Despite ongoing financial stress emanating from the likes of Turkey and other emerging market economies in recent weeks, the US stock market (S&P500) managed to finally inch above the prior all-time highs set back in January. If that alone doesn’t speak to how resilient is the US stock market, it is also worth mentioning the political environment remains extremely challenging for Trump & Co., and by all expectations would signal that mid-term elections in November will result in a shift of control in Congress. Such an outcome would seem likely to further reduce what is already limited political capital for the balance of his 4-year term if not create increased uncertainty of impeachment.
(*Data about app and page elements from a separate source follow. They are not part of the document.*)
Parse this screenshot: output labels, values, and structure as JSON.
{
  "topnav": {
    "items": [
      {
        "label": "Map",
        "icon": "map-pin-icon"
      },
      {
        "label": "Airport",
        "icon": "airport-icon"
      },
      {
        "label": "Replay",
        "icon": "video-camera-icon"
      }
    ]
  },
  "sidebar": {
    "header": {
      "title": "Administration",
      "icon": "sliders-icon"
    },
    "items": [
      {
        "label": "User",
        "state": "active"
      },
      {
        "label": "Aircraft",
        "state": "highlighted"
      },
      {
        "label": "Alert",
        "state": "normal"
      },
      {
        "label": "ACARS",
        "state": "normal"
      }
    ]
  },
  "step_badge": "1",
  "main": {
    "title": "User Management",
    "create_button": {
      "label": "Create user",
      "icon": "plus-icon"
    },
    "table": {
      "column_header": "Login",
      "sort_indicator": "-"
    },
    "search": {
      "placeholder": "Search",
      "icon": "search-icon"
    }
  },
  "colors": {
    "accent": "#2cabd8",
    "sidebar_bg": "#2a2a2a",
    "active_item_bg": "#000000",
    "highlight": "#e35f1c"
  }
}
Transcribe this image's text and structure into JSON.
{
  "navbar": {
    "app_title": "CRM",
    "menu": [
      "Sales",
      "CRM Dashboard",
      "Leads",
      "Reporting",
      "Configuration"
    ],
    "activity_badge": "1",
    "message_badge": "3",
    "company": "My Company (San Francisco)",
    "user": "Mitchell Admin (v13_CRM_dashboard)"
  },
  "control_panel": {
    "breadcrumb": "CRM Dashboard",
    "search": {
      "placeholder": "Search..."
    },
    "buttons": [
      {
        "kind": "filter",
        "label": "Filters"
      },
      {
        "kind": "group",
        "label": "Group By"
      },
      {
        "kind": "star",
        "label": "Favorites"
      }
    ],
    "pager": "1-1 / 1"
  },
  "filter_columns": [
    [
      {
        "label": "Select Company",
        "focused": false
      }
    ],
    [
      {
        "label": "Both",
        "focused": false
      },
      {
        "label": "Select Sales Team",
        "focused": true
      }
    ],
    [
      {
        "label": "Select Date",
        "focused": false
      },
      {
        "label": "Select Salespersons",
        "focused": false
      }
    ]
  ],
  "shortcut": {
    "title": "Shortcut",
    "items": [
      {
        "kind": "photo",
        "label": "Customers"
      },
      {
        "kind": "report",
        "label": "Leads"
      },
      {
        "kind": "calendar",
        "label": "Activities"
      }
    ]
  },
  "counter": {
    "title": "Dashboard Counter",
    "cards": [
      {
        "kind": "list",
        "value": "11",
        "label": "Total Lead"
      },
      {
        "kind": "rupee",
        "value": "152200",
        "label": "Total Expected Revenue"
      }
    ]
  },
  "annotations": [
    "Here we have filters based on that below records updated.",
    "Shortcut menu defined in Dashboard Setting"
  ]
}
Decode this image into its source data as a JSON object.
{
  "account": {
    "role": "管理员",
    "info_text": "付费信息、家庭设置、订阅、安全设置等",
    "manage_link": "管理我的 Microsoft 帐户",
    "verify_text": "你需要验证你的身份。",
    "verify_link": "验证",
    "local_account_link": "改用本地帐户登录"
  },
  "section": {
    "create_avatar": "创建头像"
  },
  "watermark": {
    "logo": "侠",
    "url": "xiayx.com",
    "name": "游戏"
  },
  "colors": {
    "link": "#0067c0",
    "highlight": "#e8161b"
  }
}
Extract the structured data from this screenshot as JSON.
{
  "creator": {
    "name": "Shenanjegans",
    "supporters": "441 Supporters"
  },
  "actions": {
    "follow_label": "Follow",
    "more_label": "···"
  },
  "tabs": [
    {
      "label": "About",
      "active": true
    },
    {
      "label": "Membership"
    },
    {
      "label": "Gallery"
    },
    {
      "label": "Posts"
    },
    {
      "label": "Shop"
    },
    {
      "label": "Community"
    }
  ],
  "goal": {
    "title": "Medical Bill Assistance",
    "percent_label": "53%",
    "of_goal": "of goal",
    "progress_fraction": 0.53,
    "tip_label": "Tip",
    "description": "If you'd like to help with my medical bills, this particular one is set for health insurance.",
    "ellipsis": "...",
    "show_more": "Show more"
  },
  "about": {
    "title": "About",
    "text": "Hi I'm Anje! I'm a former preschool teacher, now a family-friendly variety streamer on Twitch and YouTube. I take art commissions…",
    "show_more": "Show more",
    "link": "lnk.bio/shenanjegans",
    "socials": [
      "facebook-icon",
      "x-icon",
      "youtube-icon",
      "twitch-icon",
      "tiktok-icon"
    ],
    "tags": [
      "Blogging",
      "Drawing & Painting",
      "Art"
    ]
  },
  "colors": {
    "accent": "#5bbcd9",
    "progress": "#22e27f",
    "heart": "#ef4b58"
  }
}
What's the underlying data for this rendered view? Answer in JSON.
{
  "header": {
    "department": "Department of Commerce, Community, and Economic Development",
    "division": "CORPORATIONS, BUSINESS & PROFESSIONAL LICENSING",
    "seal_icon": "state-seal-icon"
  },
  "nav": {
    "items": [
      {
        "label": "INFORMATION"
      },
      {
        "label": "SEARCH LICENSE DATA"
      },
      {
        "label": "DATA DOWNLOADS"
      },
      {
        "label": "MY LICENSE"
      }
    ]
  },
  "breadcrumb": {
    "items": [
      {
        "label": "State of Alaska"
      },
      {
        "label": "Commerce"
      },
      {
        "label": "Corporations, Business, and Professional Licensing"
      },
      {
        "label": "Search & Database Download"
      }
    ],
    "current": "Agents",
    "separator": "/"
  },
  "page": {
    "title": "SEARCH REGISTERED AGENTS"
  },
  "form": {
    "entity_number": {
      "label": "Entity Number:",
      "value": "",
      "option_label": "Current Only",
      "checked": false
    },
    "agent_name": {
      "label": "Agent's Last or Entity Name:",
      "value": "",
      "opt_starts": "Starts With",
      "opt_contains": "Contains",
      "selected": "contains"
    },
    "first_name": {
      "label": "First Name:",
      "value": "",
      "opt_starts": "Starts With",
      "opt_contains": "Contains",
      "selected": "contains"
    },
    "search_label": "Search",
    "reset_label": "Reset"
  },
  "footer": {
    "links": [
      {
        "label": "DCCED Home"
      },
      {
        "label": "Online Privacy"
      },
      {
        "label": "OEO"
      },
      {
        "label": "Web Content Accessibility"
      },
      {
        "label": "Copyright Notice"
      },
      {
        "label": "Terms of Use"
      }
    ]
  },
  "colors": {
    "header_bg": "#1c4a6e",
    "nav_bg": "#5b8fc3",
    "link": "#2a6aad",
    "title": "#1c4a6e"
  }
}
At the same time, weakness in international markets implies the globally synchronized growth story is dead just 12 months after it was first embraced and international was believed to be a better value and return opportunity. Most discussed this week however is that the current bull market being enjoyed in the US just became the longest such run in history, stealing the title from the 9.5 year period encompassing October 1990 to March 2000. This current run is not yet as powerful in terms of gains as the former, but make no mistake that the age of this run will be more loudly cited as one of the most compelling reasons to anticipate its end.
From an economic perspective, data in the US continues to support the view that there remains plenty of fuel in the tank for the bull to endure. 2Q earnings season just concluded with another robust +24% growth over the year-ago period – on top of a similar jump reported during 1Q. Employment statistics also evidence strength, and business confidence is back near all-time highs. Likewise consumers, especially the most affluent, are feeling flush judging by strong results of high-end and aspirational brand retailers. New, high-end homes are also continuing to sell well, despite mortgage rates that are noticeably more expensive than a year ago. With such strong readings however, come a different set of worries (odd as that may seem on the surface): financial markets are just as focused on “what’s next”; steady strong growth is not the same as accelerating growth and in that respect a rising caution will be that current growth enjoyed is as good as it gets. The next progression of that thought is that growth must begin to taper off. The concern is more succinctly stated as “peak growth”. Look no further than Europe to understand how “peak growth” can be awkward for investment markets. Most regions in Europe are still expanding, but growing at a slower pace than in the recent 18 months. Tariff/trade threats are not helping international investors either.
Careful that this update is coming across as too bearish, it is important to plainly state that we are not calling for the conclusion of the current bull market. As is obvious from the above, we are well aware of the present worries and risks. But our focus will always be on fundamentals rather than seasonal or historical records. In that regard, the old age of the bull market is noteworthy, but not what will determine when it ends. [Not to mention that its official age is debatable since the current bull was nearly interrupted in 2011 when it skidded -19.4% – and more than -20% on an intra-day basis. Why wasn’t that sharp decline deemed a “reset” the same as the -19.9% drop that marked the 1990-2000 bull’s beginning did?] If anything, the obsession about the length of this cycle says more about still-skittish investor psychology than about the market itself. More important that time is that no recession has ever begun when corporate earnings were still growing. More important is that economic growth and business confidence remain high. More important is that the Fed does not get ahead of the market (tighten too far) or what inflation expectations justify (flat yield curve is the signal that it may be close to committing a mistake here). More important is that oil prices, which are like a tax, do not cause consumers to retrench. Fundamentals will signal the end of this cycle. Unfortunately however, most will be revealed in hindsight. From where we sit, adopting a more cautious tactical allocation against this current collective backdrop is appropriate; but attempting to time the market by moving to cash or abandoning long-term investment objectives is not. Still, the simple fact that most investors are so aware of the risks facing them may be one of the most compelling reasons that we are not yet at the “top”.